### Data supplied

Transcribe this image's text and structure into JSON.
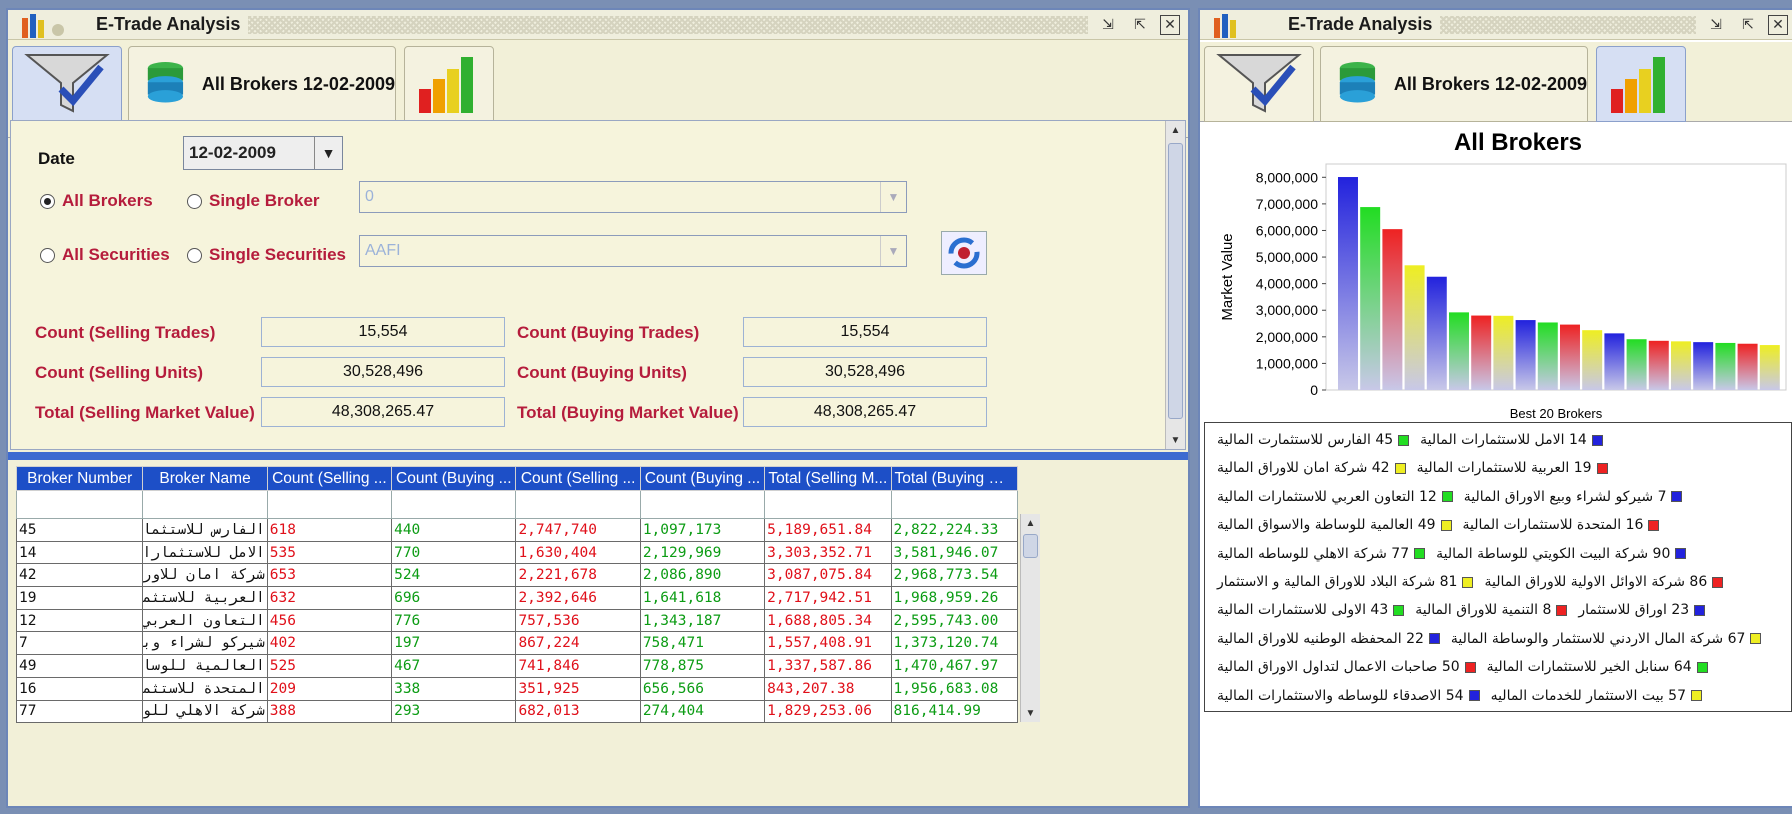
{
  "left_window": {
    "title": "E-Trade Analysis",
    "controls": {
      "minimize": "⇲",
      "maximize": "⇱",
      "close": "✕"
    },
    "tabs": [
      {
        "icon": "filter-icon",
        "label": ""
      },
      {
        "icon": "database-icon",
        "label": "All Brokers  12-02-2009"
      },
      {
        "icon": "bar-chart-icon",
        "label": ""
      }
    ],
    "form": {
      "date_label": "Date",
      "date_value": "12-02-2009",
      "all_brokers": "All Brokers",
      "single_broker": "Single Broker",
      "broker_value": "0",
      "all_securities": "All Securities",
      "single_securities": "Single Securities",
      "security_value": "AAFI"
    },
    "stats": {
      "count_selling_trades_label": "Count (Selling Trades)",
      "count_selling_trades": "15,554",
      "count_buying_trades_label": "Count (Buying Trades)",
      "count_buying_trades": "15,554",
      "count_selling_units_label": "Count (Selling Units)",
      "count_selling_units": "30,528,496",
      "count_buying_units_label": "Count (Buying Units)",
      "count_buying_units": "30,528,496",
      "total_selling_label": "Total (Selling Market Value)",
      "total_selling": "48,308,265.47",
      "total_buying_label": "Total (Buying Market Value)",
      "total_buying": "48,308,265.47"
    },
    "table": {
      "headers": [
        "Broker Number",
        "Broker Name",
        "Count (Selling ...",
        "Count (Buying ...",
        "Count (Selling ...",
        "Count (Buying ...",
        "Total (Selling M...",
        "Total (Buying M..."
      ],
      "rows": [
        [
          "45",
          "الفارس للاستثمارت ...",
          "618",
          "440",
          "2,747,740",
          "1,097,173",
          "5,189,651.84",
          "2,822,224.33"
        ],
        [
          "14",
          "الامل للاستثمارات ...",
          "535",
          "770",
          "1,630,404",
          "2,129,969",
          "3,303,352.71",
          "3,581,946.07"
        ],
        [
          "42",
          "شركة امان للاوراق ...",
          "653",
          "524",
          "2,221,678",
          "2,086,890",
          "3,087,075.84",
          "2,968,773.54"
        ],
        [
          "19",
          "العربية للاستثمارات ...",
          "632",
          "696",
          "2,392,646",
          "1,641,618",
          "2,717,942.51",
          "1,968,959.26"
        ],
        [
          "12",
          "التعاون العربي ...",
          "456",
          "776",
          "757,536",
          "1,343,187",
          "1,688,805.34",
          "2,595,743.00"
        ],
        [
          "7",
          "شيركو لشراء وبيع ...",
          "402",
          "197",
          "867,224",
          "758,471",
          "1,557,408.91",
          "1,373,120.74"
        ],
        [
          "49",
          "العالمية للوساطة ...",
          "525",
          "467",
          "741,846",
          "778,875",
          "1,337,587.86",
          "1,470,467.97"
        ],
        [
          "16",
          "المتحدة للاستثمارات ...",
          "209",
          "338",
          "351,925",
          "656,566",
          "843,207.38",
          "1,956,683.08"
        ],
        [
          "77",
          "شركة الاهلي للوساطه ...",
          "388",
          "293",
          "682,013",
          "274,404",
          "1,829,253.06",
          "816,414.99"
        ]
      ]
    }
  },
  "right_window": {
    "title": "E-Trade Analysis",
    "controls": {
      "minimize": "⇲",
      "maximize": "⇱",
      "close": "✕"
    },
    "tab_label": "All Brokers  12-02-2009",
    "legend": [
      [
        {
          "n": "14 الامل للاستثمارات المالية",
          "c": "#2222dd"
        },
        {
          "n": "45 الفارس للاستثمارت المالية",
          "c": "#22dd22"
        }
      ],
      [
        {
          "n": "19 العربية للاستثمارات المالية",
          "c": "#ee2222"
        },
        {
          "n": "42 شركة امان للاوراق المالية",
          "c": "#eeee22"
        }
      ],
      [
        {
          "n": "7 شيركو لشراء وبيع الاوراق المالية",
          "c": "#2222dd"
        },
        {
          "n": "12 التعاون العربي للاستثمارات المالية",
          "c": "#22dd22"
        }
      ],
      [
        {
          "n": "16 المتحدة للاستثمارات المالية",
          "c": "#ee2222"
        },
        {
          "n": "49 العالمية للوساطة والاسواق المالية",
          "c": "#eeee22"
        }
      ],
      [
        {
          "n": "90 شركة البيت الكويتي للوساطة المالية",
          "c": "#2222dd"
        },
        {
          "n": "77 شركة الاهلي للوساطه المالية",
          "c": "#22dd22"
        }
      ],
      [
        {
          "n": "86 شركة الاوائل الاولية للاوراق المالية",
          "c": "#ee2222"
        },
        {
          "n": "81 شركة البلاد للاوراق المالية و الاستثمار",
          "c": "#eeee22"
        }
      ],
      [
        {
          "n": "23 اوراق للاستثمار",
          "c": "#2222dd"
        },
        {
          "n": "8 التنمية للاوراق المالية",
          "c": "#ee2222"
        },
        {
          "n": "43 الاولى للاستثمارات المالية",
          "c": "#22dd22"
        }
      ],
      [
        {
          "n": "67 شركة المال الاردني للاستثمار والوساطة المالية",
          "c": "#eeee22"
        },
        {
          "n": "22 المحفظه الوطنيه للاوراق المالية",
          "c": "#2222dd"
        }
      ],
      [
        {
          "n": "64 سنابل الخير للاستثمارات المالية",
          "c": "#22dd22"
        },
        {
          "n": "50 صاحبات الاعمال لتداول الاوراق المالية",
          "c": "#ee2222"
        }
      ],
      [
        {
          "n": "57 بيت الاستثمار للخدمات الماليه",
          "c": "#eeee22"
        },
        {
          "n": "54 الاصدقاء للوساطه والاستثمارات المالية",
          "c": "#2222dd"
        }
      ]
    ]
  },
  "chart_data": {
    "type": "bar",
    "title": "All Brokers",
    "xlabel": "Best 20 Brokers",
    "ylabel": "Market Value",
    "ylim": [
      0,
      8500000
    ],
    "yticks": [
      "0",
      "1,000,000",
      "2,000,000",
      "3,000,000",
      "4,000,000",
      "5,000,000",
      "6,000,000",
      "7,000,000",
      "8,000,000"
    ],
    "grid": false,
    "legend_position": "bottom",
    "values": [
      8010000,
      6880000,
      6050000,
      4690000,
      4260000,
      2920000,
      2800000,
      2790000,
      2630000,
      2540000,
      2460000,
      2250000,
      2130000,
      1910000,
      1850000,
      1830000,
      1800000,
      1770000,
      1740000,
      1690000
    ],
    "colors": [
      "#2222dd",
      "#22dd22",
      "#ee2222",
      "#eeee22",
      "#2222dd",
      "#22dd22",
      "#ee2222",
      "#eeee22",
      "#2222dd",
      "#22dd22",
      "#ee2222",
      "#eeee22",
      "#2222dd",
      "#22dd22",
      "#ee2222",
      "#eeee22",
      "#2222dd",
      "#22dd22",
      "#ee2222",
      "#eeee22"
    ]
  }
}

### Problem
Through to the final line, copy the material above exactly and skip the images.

### Problem solution
Transcribe this image's text and structure into JSON.
{
  "left_window": {
    "title": "E-Trade Analysis",
    "controls": {
      "minimize": "⇲",
      "maximize": "⇱",
      "close": "✕"
    },
    "tabs": [
      {
        "icon": "filter-icon",
        "label": ""
      },
      {
        "icon": "database-icon",
        "label": "All Brokers  12-02-2009"
      },
      {
        "icon": "bar-chart-icon",
        "label": ""
      }
    ],
    "form": {
      "date_label": "Date",
      "date_value": "12-02-2009",
      "all_brokers": "All Brokers",
      "single_broker": "Single Broker",
      "broker_value": "0",
      "all_securities": "All Securities",
      "single_securities": "Single Securities",
      "security_value": "AAFI"
    },
    "stats": {
      "count_selling_trades_label": "Count (Selling Trades)",
      "count_selling_trades": "15,554",
      "count_buying_trades_label": "Count (Buying Trades)",
      "count_buying_trades": "15,554",
      "count_selling_units_label": "Count (Selling Units)",
      "count_selling_units": "30,528,496",
      "count_buying_units_label": "Count (Buying Units)",
      "count_buying_units": "30,528,496",
      "total_selling_label": "Total (Selling Market Value)",
      "total_selling": "48,308,265.47",
      "total_buying_label": "Total (Buying Market Value)",
      "total_buying": "48,308,265.47"
    },
    "table": {
      "headers": [
        "Broker Number",
        "Broker Name",
        "Count (Selling ...",
        "Count (Buying ...",
        "Count (Selling ...",
        "Count (Buying ...",
        "Total (Selling M...",
        "Total (Buying M..."
      ],
      "rows": [
        [
          "45",
          "الفارس للاستثمارت ...",
          "618",
          "440",
          "2,747,740",
          "1,097,173",
          "5,189,651.84",
          "2,822,224.33"
        ],
        [
          "14",
          "الامل للاستثمارات ...",
          "535",
          "770",
          "1,630,404",
          "2,129,969",
          "3,303,352.71",
          "3,581,946.07"
        ],
        [
          "42",
          "شركة امان للاوراق ...",
          "653",
          "524",
          "2,221,678",
          "2,086,890",
          "3,087,075.84",
          "2,968,773.54"
        ],
        [
          "19",
          "العربية للاستثمارات ...",
          "632",
          "696",
          "2,392,646",
          "1,641,618",
          "2,717,942.51",
          "1,968,959.26"
        ],
        [
          "12",
          "التعاون العربي ...",
          "456",
          "776",
          "757,536",
          "1,343,187",
          "1,688,805.34",
          "2,595,743.00"
        ],
        [
          "7",
          "شيركو لشراء وبيع ...",
          "402",
          "197",
          "867,224",
          "758,471",
          "1,557,408.91",
          "1,373,120.74"
        ],
        [
          "49",
          "العالمية للوساطة ...",
          "525",
          "467",
          "741,846",
          "778,875",
          "1,337,587.86",
          "1,470,467.97"
        ],
        [
          "16",
          "المتحدة للاستثمارات ...",
          "209",
          "338",
          "351,925",
          "656,566",
          "843,207.38",
          "1,956,683.08"
        ],
        [
          "77",
          "شركة الاهلي للوساطه ...",
          "388",
          "293",
          "682,013",
          "274,404",
          "1,829,253.06",
          "816,414.99"
        ]
      ]
    }
  },
  "right_window": {
    "title": "E-Trade Analysis",
    "controls": {
      "minimize": "⇲",
      "maximize": "⇱",
      "close": "✕"
    },
    "tab_label": "All Brokers  12-02-2009",
    "legend": [
      [
        {
          "n": "14 الامل للاستثمارات المالية",
          "c": "#2222dd"
        },
        {
          "n": "45 الفارس للاستثمارت المالية",
          "c": "#22dd22"
        }
      ],
      [
        {
          "n": "19 العربية للاستثمارات المالية",
          "c": "#ee2222"
        },
        {
          "n": "42 شركة امان للاوراق المالية",
          "c": "#eeee22"
        }
      ],
      [
        {
          "n": "7 شيركو لشراء وبيع الاوراق المالية",
          "c": "#2222dd"
        },
        {
          "n": "12 التعاون العربي للاستثمارات المالية",
          "c": "#22dd22"
        }
      ],
      [
        {
          "n": "16 المتحدة للاستثمارات المالية",
          "c": "#ee2222"
        },
        {
          "n": "49 العالمية للوساطة والاسواق المالية",
          "c": "#eeee22"
        }
      ],
      [
        {
          "n": "90 شركة البيت الكويتي للوساطة المالية",
          "c": "#2222dd"
        },
        {
          "n": "77 شركة الاهلي للوساطه المالية",
          "c": "#22dd22"
        }
      ],
      [
        {
          "n": "86 شركة الاوائل الاولية للاوراق المالية",
          "c": "#ee2222"
        },
        {
          "n": "81 شركة البلاد للاوراق المالية و الاستثمار",
          "c": "#eeee22"
        }
      ],
      [
        {
          "n": "23 اوراق للاستثمار",
          "c": "#2222dd"
        },
        {
          "n": "8 التنمية للاوراق المالية",
          "c": "#ee2222"
        },
        {
          "n": "43 الاولى للاستثمارات المالية",
          "c": "#22dd22"
        }
      ],
      [
        {
          "n": "67 شركة المال الاردني للاستثمار والوساطة المالية",
          "c": "#eeee22"
        },
        {
          "n": "22 المحفظه الوطنيه للاوراق المالية",
          "c": "#2222dd"
        }
      ],
      [
        {
          "n": "64 سنابل الخير للاستثمارات المالية",
          "c": "#22dd22"
        },
        {
          "n": "50 صاحبات الاعمال لتداول الاوراق المالية",
          "c": "#ee2222"
        }
      ],
      [
        {
          "n": "57 بيت الاستثمار للخدمات الماليه",
          "c": "#eeee22"
        },
        {
          "n": "54 الاصدقاء للوساطه والاستثمارات المالية",
          "c": "#2222dd"
        }
      ]
    ]
  },
  "chart_data": {
    "type": "bar",
    "title": "All Brokers",
    "xlabel": "Best 20 Brokers",
    "ylabel": "Market Value",
    "ylim": [
      0,
      8500000
    ],
    "yticks": [
      "0",
      "1,000,000",
      "2,000,000",
      "3,000,000",
      "4,000,000",
      "5,000,000",
      "6,000,000",
      "7,000,000",
      "8,000,000"
    ],
    "grid": false,
    "legend_position": "bottom",
    "values": [
      8010000,
      6880000,
      6050000,
      4690000,
      4260000,
      2920000,
      2800000,
      2790000,
      2630000,
      2540000,
      2460000,
      2250000,
      2130000,
      1910000,
      1850000,
      1830000,
      1800000,
      1770000,
      1740000,
      1690000
    ],
    "colors": [
      "#2222dd",
      "#22dd22",
      "#ee2222",
      "#eeee22",
      "#2222dd",
      "#22dd22",
      "#ee2222",
      "#eeee22",
      "#2222dd",
      "#22dd22",
      "#ee2222",
      "#eeee22",
      "#2222dd",
      "#22dd22",
      "#ee2222",
      "#eeee22",
      "#2222dd",
      "#22dd22",
      "#ee2222",
      "#eeee22"
    ]
  }
}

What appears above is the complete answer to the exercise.